Task details: Please reproduce the records exactly, leaving out any pictures.

● ● ●

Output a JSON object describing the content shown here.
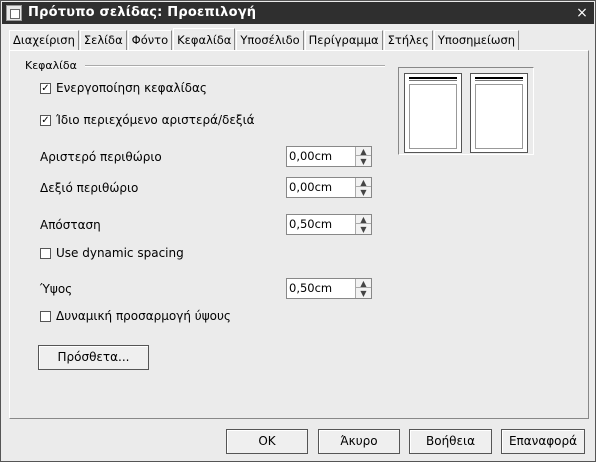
{
  "window": {
    "title": "Πρότυπο σελίδας: Προεπιλογή"
  },
  "tabs": [
    {
      "label": "Διαχείριση"
    },
    {
      "label": "Σελίδα"
    },
    {
      "label": "Φόντο"
    },
    {
      "label": "Κεφαλίδα"
    },
    {
      "label": "Υποσέλιδο"
    },
    {
      "label": "Περίγραμμα"
    },
    {
      "label": "Στήλες"
    },
    {
      "label": "Υποσημείωση"
    }
  ],
  "active_tab": "Κεφαλίδα",
  "header_group": {
    "title": "Κεφαλίδα",
    "enable_header": {
      "label": "Ενεργοποίηση κεφαλίδας",
      "checked": true
    },
    "same_content": {
      "label": "Ίδιο περιεχόμενο αριστερά/δεξιά",
      "checked": true
    },
    "left_margin": {
      "label": "Αριστερό περιθώριο",
      "value": "0,00cm"
    },
    "right_margin": {
      "label": "Δεξιό περιθώριο",
      "value": "0,00cm"
    },
    "spacing": {
      "label": "Απόσταση",
      "value": "0,50cm"
    },
    "dynamic_spacing": {
      "label": "Use dynamic spacing",
      "checked": false
    },
    "height": {
      "label": "Ύψος",
      "value": "0,50cm"
    },
    "autofit_height": {
      "label": "Δυναμική προσαρμογή ύψους",
      "checked": false
    },
    "more_button": "Πρόσθετα..."
  },
  "footer_buttons": {
    "ok": "OK",
    "cancel": "Άκυρο",
    "help": "Βοήθεια",
    "reset": "Επαναφορά"
  },
  "icons": {
    "checked_mark": "✓",
    "close": "×",
    "spin_up": "▲",
    "spin_down": "▼"
  }
}
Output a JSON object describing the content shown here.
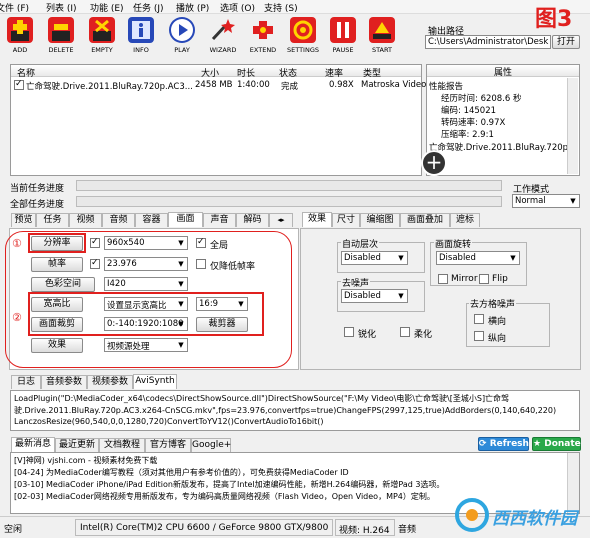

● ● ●

Final answer:
Output a JSON object describing the content shown here.
{
  "window": {
    "title": "Πρότυπο σελίδας: Προεπιλογή"
  },
  "tabs": [
    {
      "label": "Διαχείριση"
    },
    {
      "label": "Σελίδα"
    },
    {
      "label": "Φόντο"
    },
    {
      "label": "Κεφαλίδα"
    },
    {
      "label": "Υποσέλιδο"
    },
    {
      "label": "Περίγραμμα"
    },
    {
      "label": "Στήλες"
    },
    {
      "label": "Υποσημείωση"
    }
  ],
  "active_tab": "Κεφαλίδα",
  "header_group": {
    "title": "Κεφαλίδα",
    "enable_header": {
      "label": "Ενεργοποίηση κεφαλίδας",
      "checked": true
    },
    "same_content": {
      "label": "Ίδιο περιεχόμενο αριστερά/δεξιά",
      "checked": true
    },
    "left_margin": {
      "label": "Αριστερό περιθώριο",
      "value": "0,00cm"
    },
    "right_margin": {
      "label": "Δεξιό περιθώριο",
      "value": "0,00cm"
    },
    "spacing": {
      "label": "Απόσταση",
      "value": "0,50cm"
    },
    "dynamic_spacing": {
      "label": "Use dynamic spacing",
      "checked": false
    },
    "height": {
      "label": "Ύψος",
      "value": "0,50cm"
    },
    "autofit_height": {
      "label": "Δυναμική προσαρμογή ύψους",
      "checked": false
    },
    "more_button": "Πρόσθετα..."
  },
  "footer_buttons": {
    "ok": "OK",
    "cancel": "Άκυρο",
    "help": "Βοήθεια",
    "reset": "Επαναφορά"
  },
  "icons": {
    "checked_mark": "✓",
    "close": "×",
    "spin_up": "▲",
    "spin_down": "▼"
  }
}
Output a JSON object describing the content shown here.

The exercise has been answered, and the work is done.